The way TikTok employs AI does seem to put the app in a different category in terms of possible addiction. Whereas traditional methods of generating engaging content eventually run dry, the app’s AI-based video selection seems to know consumers better than they know themselves, allowing an endless array of just-often-enough, captivating content.
Notwithstanding these authors’ insightful analyses of the app, two important and closely-related questions remain that none has appeared to answer:
- What exactly is addiction?
- Just because something is enjoyable, is it addictive?
Most people would likely easily answer the second question, ‘No,’ as there are many things that are very enjoyable to consume (i.e., eat, use, do) that are probably not ‘addictive,’ for instance: take-out from a favorite restaurant, a round of golf, a concert, ice cream!

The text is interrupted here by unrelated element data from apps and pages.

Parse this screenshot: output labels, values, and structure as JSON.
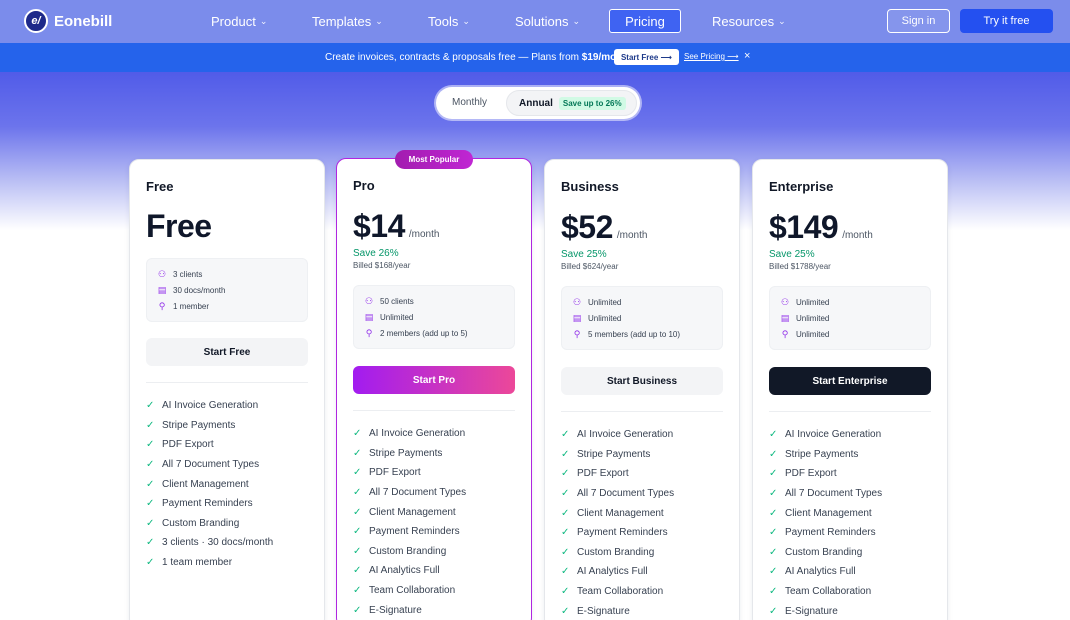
{
  "brand": {
    "name": "Eonebill",
    "logo_mark": "e/"
  },
  "nav": {
    "items": [
      {
        "label": "Product"
      },
      {
        "label": "Templates"
      },
      {
        "label": "Tools"
      },
      {
        "label": "Solutions"
      }
    ],
    "pricing": "Pricing",
    "resources": "Resources",
    "sign_in": "Sign in",
    "try_free": "Try it free"
  },
  "banner": {
    "text_prefix": "Create invoices, contracts & proposals free — Plans from ",
    "price": "$19/mo",
    "start_free": "Start Free ⟶",
    "see_pricing": "See Pricing ⟶",
    "close": "×"
  },
  "billing_toggle": {
    "monthly": "Monthly",
    "annual": "Annual",
    "annual_badge": "Save up to 26%",
    "selected": "Annual"
  },
  "plans": [
    {
      "name": "Free",
      "price": "Free",
      "per": "",
      "save": "",
      "billed": "",
      "limits": [
        {
          "icon": "users-icon",
          "text": "3 clients"
        },
        {
          "icon": "document-icon",
          "text": "30 docs/month"
        },
        {
          "icon": "user-add-icon",
          "text": "1 member"
        }
      ],
      "cta": "Start Free",
      "features": [
        "AI Invoice Generation",
        "Stripe Payments",
        "PDF Export",
        "All 7 Document Types",
        "Client Management",
        "Payment Reminders",
        "Custom Branding",
        "3 clients · 30 docs/month",
        "1 team member"
      ]
    },
    {
      "name": "Pro",
      "badge": "Most Popular",
      "price": "$14",
      "per": "/month",
      "save": "Save 26%",
      "billed": "Billed $168/year",
      "limits": [
        {
          "icon": "users-icon",
          "text": "50 clients"
        },
        {
          "icon": "document-icon",
          "text": "Unlimited"
        },
        {
          "icon": "user-add-icon",
          "text": "2 members (add up to 5)"
        }
      ],
      "cta": "Start Pro",
      "features": [
        "AI Invoice Generation",
        "Stripe Payments",
        "PDF Export",
        "All 7 Document Types",
        "Client Management",
        "Payment Reminders",
        "Custom Branding",
        "AI Analytics Full",
        "Team Collaboration",
        "E-Signature"
      ]
    },
    {
      "name": "Business",
      "price": "$52",
      "per": "/month",
      "save": "Save 25%",
      "billed": "Billed $624/year",
      "limits": [
        {
          "icon": "users-icon",
          "text": "Unlimited"
        },
        {
          "icon": "document-icon",
          "text": "Unlimited"
        },
        {
          "icon": "user-add-icon",
          "text": "5 members (add up to 10)"
        }
      ],
      "cta": "Start Business",
      "features": [
        "AI Invoice Generation",
        "Stripe Payments",
        "PDF Export",
        "All 7 Document Types",
        "Client Management",
        "Payment Reminders",
        "Custom Branding",
        "AI Analytics Full",
        "Team Collaboration",
        "E-Signature"
      ]
    },
    {
      "name": "Enterprise",
      "price": "$149",
      "per": "/month",
      "save": "Save 25%",
      "billed": "Billed $1788/year",
      "limits": [
        {
          "icon": "users-icon",
          "text": "Unlimited"
        },
        {
          "icon": "document-icon",
          "text": "Unlimited"
        },
        {
          "icon": "user-add-icon",
          "text": "Unlimited"
        }
      ],
      "cta": "Start Enterprise",
      "features": [
        "AI Invoice Generation",
        "Stripe Payments",
        "PDF Export",
        "All 7 Document Types",
        "Client Management",
        "Payment Reminders",
        "Custom Branding",
        "AI Analytics Full",
        "Team Collaboration",
        "E-Signature"
      ]
    }
  ],
  "colors": {
    "brand_blue": "#2563eb",
    "accent_purple": "#b026e0",
    "save_green": "#059669",
    "check_green": "#10b981",
    "dark_cta": "#111827"
  }
}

Over the years, I’ve often written about potentially addictive products, some of which have included:
In researching to write these and similar pieces, a few things I’ve learned are:
- People tend to play fast and loose with the word addiction.
- Genuine addictions tend to occur in relatively large percentages of the population, not with just a few people.
- There are specific clinical criteria for classifying substances and other things as addictive:
– an overpowering need
– a tendency to increase consumption
– a psychic dependence.
Although it’s common to hear people say things like, “That cake is so good; it’s addictive,” it’s unlikely that any of the clinical characteristics of addiction apply to eating cake. For these reasons, when I wrote the blog posts above, I concluded that numbers 1-4 are often true addictions, while Numbers 5-7, though problematic for certain people, really aren’t.
TikTok, seems to fit best with the second set of products as a non-addiction. That doesn’t mean that the app isn’t a time sink for some, or that it doesn’t present other potential problems. Most people, however, likely can control their use of the app by setting time limits and mustering some will power. Also, as Nguyen showed, it’s not that hard to close one’s TikTok account—it’s certainly much easier than dealing with a drinking problem or stopping smoking.
TikTok appears to provide its target market with inexpensive entertainment while also inspiring creativity and collaboration among users. Although some of us may not understand its appeal and there could be other issues with its content or use, at this point the app should be ‘swiped up’ as “Mindful Marketing.”
About the Author: Dr. David Hagenbuch is a Professor of Marketing at Messiah College, the author of Honorable Influence, and the founder MindfulMarketing.org, which aims to encourage ethical marketing.